After firing the laminate at 900° C., the alumina layer, which was now powdered but still overhung the fired ceramic layers beneath, maintained their dimensions. The alumina powder was washed away with a stream of water. The cavity dimension was 0.182 inch square, very little changed from the original cutout dimensions.
Thus the presence of a non-sinterable ceramic layer over the green tape laminate ensures good dimensional stability of the green tapes during firing, and of cavities punched into the green tapes.
Following the procedure of Example 1, six green tape layers and an alumina tape layer were prepared, and 0.187 inch square cavities were punched therein. The resultant stack was placed onto a substrate.
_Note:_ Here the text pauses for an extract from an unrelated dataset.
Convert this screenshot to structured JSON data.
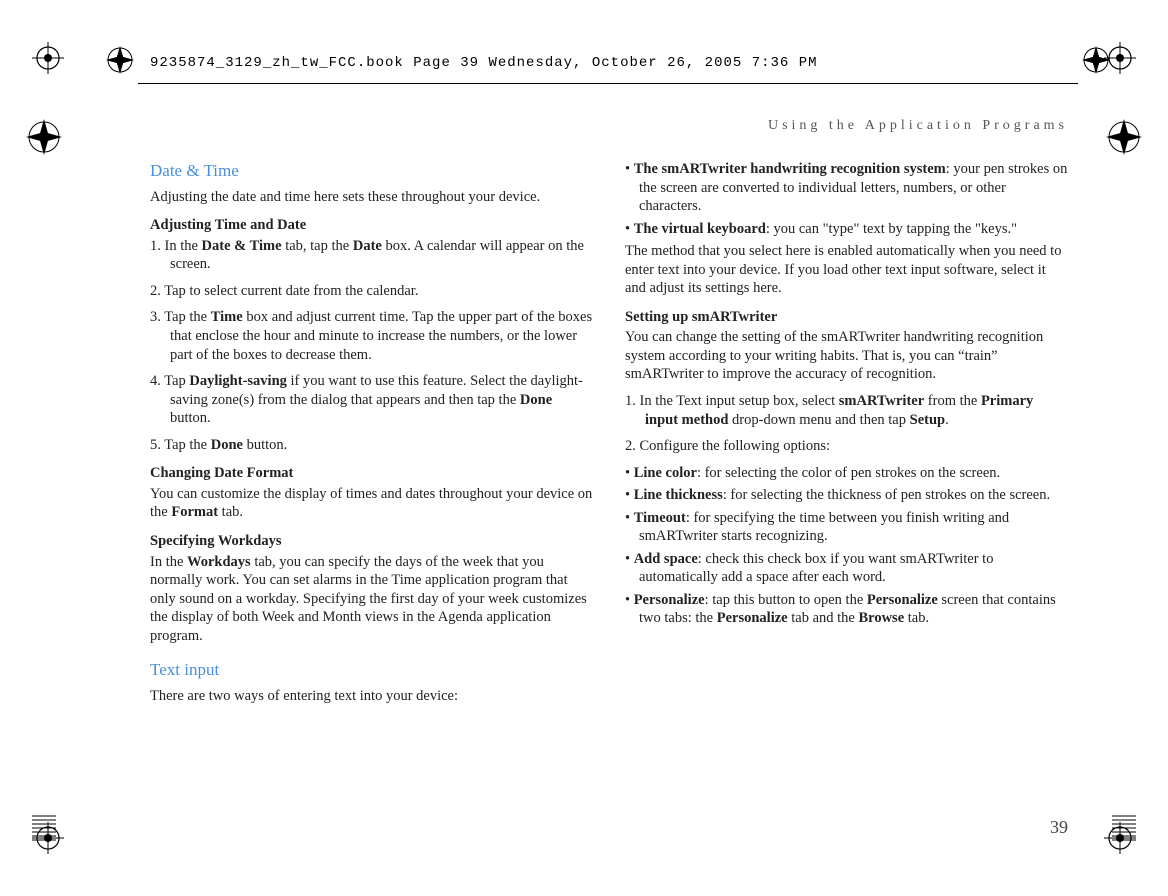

The cavity was then filled with six punched plugs of the inert green tape layers made with the same punch that was used to make the cavities.
After lamination as in Example 1, the cavities were measured and found to be 0.185 inch along a side, indicating improved dimensional control over those of Example 1 without the plugs.
After firing the filled cavity laminates at 900° C., and removing the alumina layer and plugs, the cavity size was 0.187 inch per side. Thus the fired cavity was exactly the same size as the original punched cavity.
In addition, we have found that the top non-sinterable layer can also prevent lateral shrinkage in a multilayer green tape stack on a substrate support, whether having punched cutouts or not, that has up to 15 or more layers. Such multiple green tape layer laminates having thicknesses of about 0.060 inch and higher, have shrinkage which is less controllable as the distance between the top of the laminate and the support substrate becomes greater, and the influence of the support substrate against lateral shrinkage becomes less consistent. By employing a top non-sintering layer in conjunction with a substrate support layer, a larger number of green tape layers may be laminated together and fired without significant shrinkage in the lateral dimensions. This top layer can be a green tape layer as described above in Example 1, or the non-sintering green tape slurry can be patterned to surround the top of the green tape laminate, as a band from about 0.05 to 0.5 inch wide for example. In the case where circuit features are present and exposed in the multilayer board, any danger of interaction between the alumina or other non-sinterable material of the top layer and the material of the circuitry will be eliminated using this configuration.
Thus non-sintering green tape layers or patterned green tape layers as a top layer act as a further constraint on lateral shrinkage of green tape laminates, whether containing shaped, punched cavities or not, that further contribute to shrinkage controllability in the lateral dimensions of supported green tape layers.
Although the present invention has been described in terms of particular embodiments, numerous changes can be made to the materials of the layers, their treatment, alignment and firing, as will be known to those skilled in the art. For example, variations in the type and firing temperature of sinterable glasses, variations in the compositions of the green tape slurry, variations in the composition of the top non-sinterable green tape slurry, and firing history can be employed. The invention is only meant to be limited in accordance with the limitations of the appended claims.